Scalextreme's online service is analogous to those offered by RightScale and Scalr, but as Mulchandani points out, it operates at a slightly different level. Unlike RightScale, Scalextreme is not dependent on the APIs of particular infrastructure cloud services – except when it comes to provisioning machines.
"Once the machine is started up, the orientation we have is that it looks the same as any other machine. We don't care what service it's on. It's treated the same, whatever platform you're looking on," Mulchandani says. To use the service's management tools, you install an agent on each of your servers – both physical and virtual – and whether your machines are in the cloud or down here on earth, the tools operate in the same way.
"A system management tool designed today – 2011 – should not have any bias towards an internal machine or an external machine or a cloud machine. The orientation has to be completely flexible and canonical," Mulchandani says. "We're one of the few products where you can have an Amazon machine and an internal machine or a Rackspace [Cloud Servers] machine, all coexisting and being treated equally."
The Scalextreme setup is reminiscent of Cloudkick, the server admin service recently purchased by Rackspace. Cloudkick began life as a server-monitoring service, but it now handles configuration and inventory duties as well.
Old-school system-management services such as HP's Opsware and BMC's Bladelogic also let you manage machines across earth and sky, but as Scalextreme's other cofounder Balaji Srinivas points out, this typically requires changes to network topology and firewall settings. "You have to allow inbound connections from the outside," says Srinivas, the principle architect of Bladelogic, which was purchased by BMC in the spring of 2008. "This breaks years of work that has gone into the security of the IT model. We can operate without any change to your network topology or firewalling."
Connecting to servers via HTTPS, Scalextreme lets you configure, patch, inventory, and monitor servers, and you can automate tasks. You can manage Linux packages. You can explore a server's file system, registry, and applications. You can copy and diff files. And you can store and manage scripts via the Mercurial version-control system. Soon, Mulchandani says, the service will also let you remotely install packages. And the company is offering an "app store" where admins can purchase and eventually exchange scripts.

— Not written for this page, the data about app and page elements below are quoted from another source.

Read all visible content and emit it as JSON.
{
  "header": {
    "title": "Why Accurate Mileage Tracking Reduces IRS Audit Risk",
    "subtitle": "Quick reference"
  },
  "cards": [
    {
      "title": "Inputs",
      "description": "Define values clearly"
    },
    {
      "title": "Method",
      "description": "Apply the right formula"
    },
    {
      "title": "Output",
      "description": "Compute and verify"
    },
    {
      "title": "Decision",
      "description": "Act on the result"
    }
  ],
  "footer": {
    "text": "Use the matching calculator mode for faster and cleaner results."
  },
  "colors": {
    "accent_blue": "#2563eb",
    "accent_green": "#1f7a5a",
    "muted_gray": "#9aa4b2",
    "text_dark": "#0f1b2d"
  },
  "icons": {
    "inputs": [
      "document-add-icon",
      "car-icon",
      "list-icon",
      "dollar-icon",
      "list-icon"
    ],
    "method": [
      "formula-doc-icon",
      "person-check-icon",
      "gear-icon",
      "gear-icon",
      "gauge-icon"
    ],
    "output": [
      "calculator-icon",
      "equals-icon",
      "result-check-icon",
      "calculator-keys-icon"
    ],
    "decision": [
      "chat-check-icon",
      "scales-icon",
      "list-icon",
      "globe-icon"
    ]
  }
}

Scalextreme intends to charge $150 per server per year for physical and persistent machines, and it will charge by the hour for cloud machines. You can test the service on two servers for free. ®